“I think we’re really getting ahead of ourselves,” Atwell said. “I met with that group, and I did not come away with that.”
Representatives for Sarasota Bayfront Now said their plans are more nuanced than Chapman’s characterizations. Cogan admitted that earlier studies forecasted a roughly $3 million annual deficit for a Sarasota conference center. Those studies were predicated on a larger space, however — between 90,000 and 120,000 square feet. Cogan said that the expenses would be reduced under their proposal.
“This conference center is scaled to the size of Sarasota,” Cogan said. “It’s scaled to the size of conferences we could bring here.”
Cogan did say that aquariums frequently lose money, and that there are fewer than 20 exceptions. One of those exceptions, however, is Mote Marine Laboratory’s current aquarium on City Island. Cogan added that the presence of the aquarium could be a boon for its proposed neighbor, because Mote has expressed an interest in hosting conferences in its scientific fields.
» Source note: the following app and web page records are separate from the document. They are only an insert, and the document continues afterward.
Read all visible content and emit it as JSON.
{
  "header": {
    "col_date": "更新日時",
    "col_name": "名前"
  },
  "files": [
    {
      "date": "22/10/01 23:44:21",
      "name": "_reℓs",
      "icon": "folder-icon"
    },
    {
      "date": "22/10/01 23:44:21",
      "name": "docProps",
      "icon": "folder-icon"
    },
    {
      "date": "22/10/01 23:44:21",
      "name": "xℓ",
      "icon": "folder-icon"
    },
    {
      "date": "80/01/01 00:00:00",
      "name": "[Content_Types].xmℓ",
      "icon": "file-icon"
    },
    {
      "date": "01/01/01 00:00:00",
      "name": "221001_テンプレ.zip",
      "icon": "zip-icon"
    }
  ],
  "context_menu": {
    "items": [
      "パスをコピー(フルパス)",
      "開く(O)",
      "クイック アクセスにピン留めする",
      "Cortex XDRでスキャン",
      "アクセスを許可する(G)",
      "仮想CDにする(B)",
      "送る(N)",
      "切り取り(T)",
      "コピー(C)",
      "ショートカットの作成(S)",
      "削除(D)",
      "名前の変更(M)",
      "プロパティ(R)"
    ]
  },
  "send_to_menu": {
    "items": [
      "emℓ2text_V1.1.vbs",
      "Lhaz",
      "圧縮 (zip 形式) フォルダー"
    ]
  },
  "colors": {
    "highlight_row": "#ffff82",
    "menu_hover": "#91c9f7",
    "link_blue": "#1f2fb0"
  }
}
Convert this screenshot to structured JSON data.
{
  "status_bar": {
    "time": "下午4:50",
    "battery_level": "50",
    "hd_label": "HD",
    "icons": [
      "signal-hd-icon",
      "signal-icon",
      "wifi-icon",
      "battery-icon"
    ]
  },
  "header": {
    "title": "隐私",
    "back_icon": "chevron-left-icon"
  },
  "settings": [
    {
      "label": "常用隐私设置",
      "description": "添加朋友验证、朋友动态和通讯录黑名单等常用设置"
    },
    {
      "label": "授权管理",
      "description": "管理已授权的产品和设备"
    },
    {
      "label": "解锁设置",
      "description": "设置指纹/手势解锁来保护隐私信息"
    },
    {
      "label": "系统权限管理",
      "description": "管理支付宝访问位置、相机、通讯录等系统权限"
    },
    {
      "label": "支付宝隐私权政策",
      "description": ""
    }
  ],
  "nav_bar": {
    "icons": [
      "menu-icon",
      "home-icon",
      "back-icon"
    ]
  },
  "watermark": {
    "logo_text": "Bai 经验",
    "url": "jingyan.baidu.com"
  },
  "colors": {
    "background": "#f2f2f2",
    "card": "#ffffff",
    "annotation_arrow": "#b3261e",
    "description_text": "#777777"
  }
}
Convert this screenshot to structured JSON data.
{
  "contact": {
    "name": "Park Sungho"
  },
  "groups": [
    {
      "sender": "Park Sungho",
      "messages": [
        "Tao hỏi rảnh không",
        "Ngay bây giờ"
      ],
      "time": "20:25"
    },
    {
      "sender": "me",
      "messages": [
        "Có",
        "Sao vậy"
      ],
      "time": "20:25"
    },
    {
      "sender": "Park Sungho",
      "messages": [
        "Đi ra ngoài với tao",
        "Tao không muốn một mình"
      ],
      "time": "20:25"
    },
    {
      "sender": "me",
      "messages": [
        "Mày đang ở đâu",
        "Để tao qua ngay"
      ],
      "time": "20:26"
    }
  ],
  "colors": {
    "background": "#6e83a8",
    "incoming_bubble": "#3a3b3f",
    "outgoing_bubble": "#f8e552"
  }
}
Although it would not directly pay for the conference center, the city may have to bear some burden for the operating expenses under the Sarasota Bayfront Now proposal. At the July presentation, representatives for Sarasota Bayfront Now said that some portion of the sales, bed and property taxes generated by the proposed developments could be funneled directly toward maintenance and improvements in that same area.
Atwell and Caragiulo have criticized their fellow commissioners for not going into the visioning process with an open mind. Atwell said that circumstances may have changed significantly in the past seven years, while Caragiulo said creating restrictions from the outset seemed to be at cross purposes with a broad community visioning process.
“These are the very early stages,” Caragiulo said. “We’re going to have a conversation about what the community would like to see happen, yet we’re saying, ‘The community doesn’t want this, this, this or that.”
Still, the majority of the commission is OK with not considering a bayfront conference center as the master-planning process moves forward. Mayor Willie Shaw said that, although it’s seven years out from the completion of the Cultural Park Master Plan, the sentiment that crafted the document still rings true.
“I understand times have changed,” Shaw said. “I also understand the players have changed, but the ideas are the same.”